=== Material shown ===

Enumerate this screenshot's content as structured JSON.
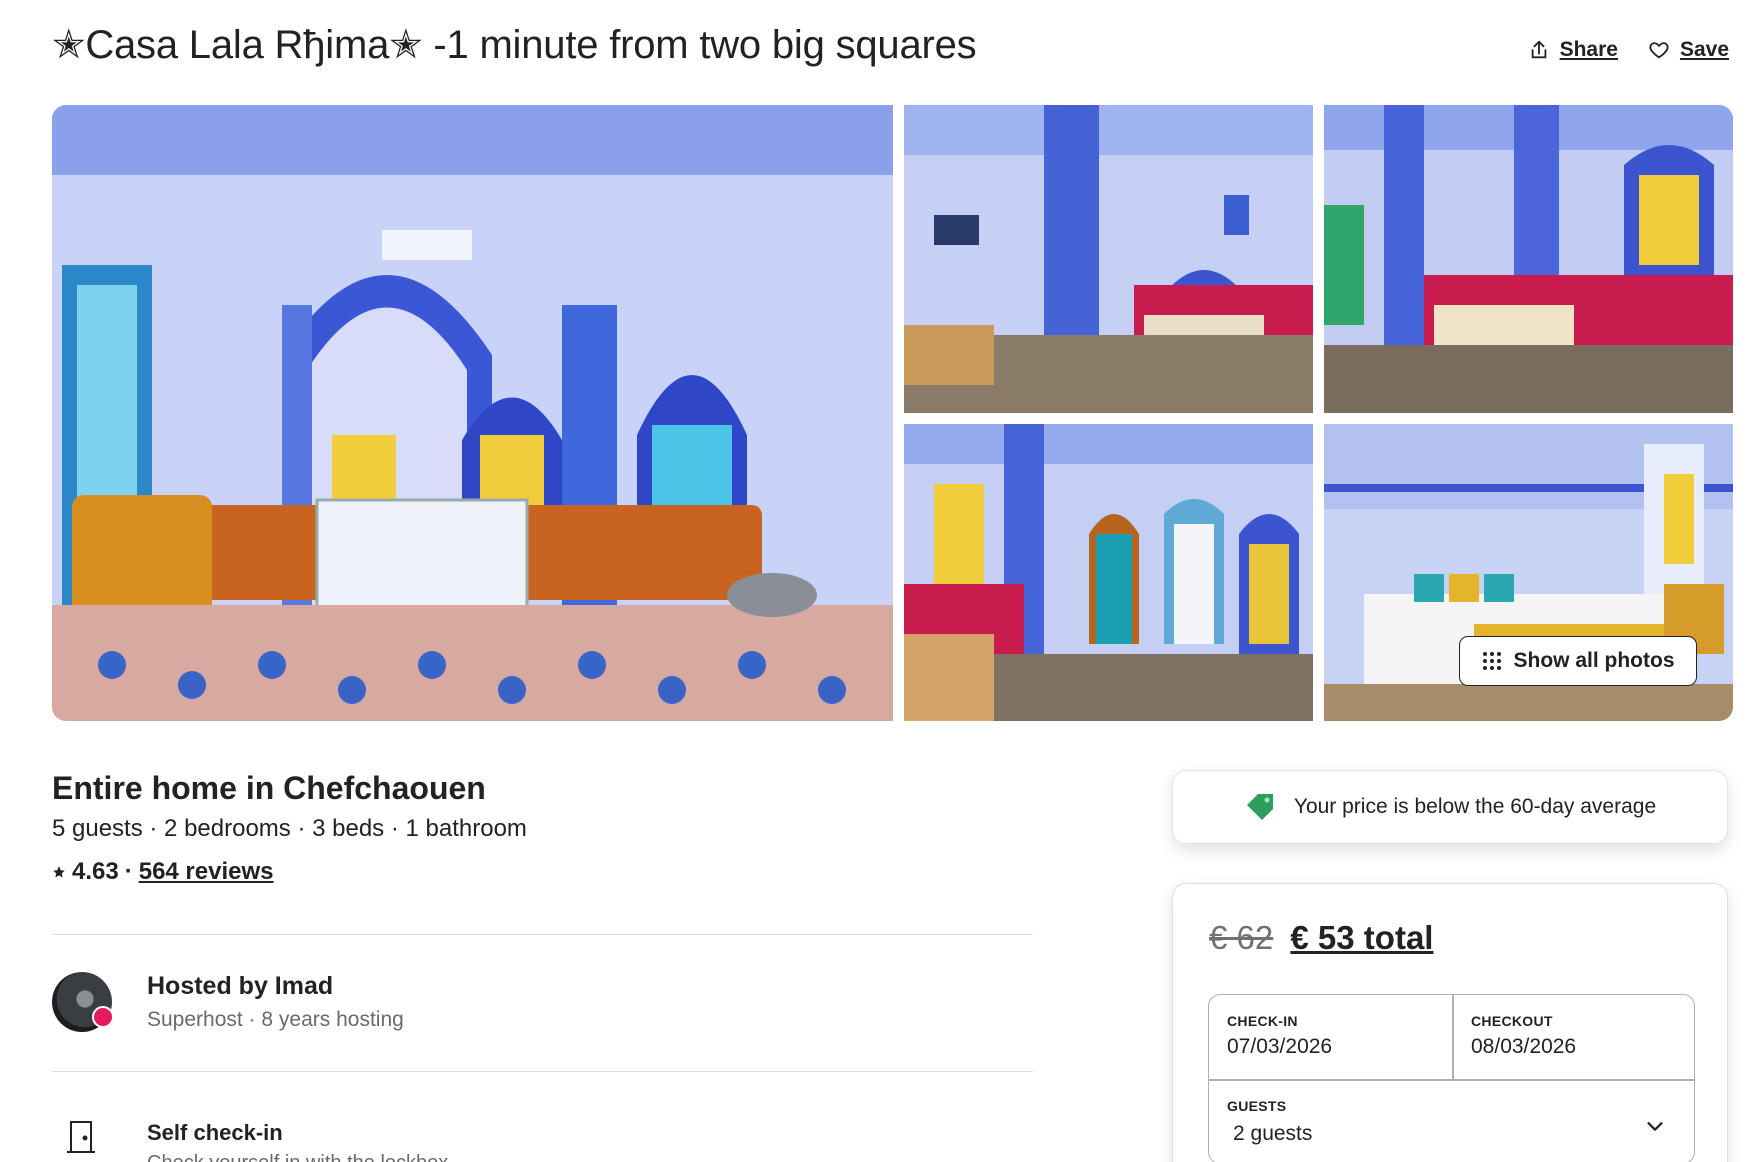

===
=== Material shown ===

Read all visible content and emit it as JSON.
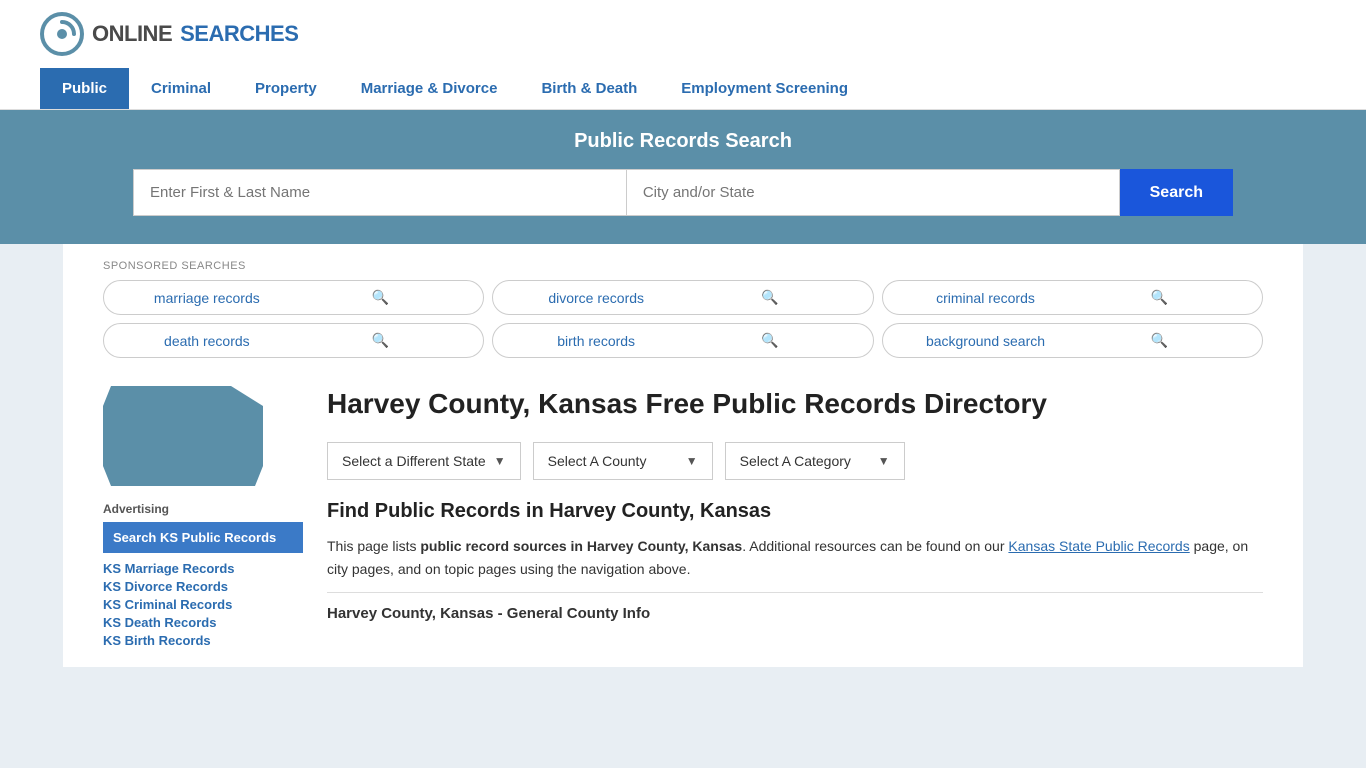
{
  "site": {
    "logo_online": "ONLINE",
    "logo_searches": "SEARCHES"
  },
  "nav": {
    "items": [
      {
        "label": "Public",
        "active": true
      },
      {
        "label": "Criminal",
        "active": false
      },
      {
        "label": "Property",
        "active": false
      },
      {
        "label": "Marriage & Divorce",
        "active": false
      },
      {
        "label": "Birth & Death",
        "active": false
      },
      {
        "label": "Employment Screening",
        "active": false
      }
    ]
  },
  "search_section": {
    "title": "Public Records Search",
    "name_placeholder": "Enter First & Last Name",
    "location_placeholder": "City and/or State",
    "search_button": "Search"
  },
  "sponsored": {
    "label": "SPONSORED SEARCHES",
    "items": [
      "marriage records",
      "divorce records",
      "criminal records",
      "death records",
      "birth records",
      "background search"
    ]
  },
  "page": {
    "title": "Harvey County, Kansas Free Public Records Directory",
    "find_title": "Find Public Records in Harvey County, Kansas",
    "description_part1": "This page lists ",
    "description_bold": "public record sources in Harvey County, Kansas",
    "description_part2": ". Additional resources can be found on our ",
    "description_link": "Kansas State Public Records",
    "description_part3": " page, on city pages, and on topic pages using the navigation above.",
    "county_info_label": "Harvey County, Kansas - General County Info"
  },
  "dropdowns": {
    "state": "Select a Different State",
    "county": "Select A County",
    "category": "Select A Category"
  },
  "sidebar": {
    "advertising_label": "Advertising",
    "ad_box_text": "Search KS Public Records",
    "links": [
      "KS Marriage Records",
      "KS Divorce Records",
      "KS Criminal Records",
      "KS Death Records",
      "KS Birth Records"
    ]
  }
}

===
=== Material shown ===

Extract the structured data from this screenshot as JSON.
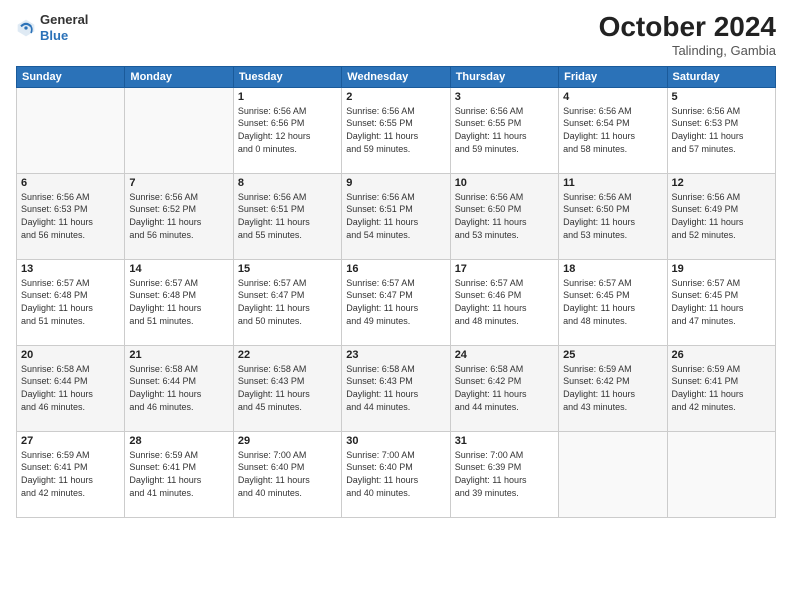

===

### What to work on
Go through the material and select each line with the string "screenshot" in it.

### The answer
Enumerate this screenshot's content as structured JSON.
Extract the structured data from this screenshot as JSON.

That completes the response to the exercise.